Dear Sir or Madam,
Apparently it falls to me to clarify the definition of the word "classic." As a noun, a "classic" is defined by Meriam Webster as: " a work of enduring excellence," or " a typical or perfect example." As an adjective, it is defined as " serving as a standard of excellence : of recognized value." In neither usage does it refer to "any song which is older than the legal drinking age."
Let me give you an example. The song "Yesterday" by the Beatles is considered to be a classic of pop music. It has been enjoyed by persons of taste for over 40 years. It can be said to have "stood the test of time."

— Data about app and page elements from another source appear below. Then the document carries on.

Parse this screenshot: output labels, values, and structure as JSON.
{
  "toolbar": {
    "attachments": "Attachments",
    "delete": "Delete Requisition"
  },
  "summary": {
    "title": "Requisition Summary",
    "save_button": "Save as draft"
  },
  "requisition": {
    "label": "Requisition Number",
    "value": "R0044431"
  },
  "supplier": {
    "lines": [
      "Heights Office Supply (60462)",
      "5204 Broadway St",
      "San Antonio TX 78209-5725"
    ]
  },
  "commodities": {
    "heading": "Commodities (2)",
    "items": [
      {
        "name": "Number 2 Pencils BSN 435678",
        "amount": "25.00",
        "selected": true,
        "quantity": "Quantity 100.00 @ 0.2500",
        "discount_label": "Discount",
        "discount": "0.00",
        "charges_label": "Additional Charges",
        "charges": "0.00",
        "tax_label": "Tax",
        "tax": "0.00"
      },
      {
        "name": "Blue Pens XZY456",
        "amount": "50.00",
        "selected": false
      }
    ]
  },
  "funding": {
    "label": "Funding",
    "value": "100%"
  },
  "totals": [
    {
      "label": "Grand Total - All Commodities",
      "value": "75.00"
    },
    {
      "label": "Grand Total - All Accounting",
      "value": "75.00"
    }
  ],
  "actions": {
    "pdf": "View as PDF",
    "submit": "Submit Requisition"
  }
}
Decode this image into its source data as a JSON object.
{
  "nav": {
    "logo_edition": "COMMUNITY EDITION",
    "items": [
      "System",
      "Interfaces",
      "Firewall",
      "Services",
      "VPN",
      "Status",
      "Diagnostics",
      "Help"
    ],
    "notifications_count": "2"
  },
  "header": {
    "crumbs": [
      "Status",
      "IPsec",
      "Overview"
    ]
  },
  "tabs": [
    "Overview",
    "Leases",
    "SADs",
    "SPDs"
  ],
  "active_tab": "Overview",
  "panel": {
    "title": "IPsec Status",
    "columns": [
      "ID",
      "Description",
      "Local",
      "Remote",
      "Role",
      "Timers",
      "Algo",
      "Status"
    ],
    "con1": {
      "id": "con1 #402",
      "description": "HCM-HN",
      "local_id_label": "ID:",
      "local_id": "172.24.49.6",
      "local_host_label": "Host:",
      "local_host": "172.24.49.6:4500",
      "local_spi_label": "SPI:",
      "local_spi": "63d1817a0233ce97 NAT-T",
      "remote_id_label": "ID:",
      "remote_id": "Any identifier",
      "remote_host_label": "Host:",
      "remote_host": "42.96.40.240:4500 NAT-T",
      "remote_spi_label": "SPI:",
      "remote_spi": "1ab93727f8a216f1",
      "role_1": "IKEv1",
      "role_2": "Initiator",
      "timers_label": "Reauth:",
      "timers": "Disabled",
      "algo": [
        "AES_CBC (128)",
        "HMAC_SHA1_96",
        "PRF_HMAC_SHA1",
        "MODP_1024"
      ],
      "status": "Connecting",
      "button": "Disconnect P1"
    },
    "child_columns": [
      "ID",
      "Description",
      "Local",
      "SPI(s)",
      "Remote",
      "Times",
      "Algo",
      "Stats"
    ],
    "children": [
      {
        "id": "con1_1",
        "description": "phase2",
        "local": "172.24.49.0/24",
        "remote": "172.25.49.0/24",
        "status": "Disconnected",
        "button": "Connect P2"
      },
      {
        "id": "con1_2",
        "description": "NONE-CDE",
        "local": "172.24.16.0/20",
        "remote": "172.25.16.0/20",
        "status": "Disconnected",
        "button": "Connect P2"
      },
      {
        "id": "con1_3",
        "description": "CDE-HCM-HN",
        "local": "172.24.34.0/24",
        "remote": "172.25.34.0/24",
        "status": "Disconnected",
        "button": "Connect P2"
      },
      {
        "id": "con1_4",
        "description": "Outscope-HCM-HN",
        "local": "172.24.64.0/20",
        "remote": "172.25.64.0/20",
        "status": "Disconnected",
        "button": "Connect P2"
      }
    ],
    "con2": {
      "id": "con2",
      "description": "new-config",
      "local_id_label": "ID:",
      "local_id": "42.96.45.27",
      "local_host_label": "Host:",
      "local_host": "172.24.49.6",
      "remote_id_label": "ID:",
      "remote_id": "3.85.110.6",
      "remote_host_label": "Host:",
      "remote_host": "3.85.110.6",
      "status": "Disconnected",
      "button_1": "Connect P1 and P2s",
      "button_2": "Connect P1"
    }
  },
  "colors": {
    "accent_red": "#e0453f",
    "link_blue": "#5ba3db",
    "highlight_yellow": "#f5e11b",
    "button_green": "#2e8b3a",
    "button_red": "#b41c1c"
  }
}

"Piano Man" by Billy Joel, on the other hand meets none of the criteria for being considered a "classic." No one has ever listened to the song "Piano Man" and thought, "now there is a work which will be appreciated and enjoyed for generations to come. Rhyming Davy with Navy? Classic Joel! Oh, and the chorus? La-diddy-da-diddy-da? Brilliant! Surely this magnum opus will be a welcome addition to the canon for decades!"
If you want to play both the Beatles and Billy Joel, you are certainly free to do so. You could play both Bob Dylan and Bobby Brown if you wish. You could follow Chuck Berry with Katy Perry, it's your station, you can play whatever you like. But then you don't get to call it "Classic Hits." Just call it "Music." Words mean things.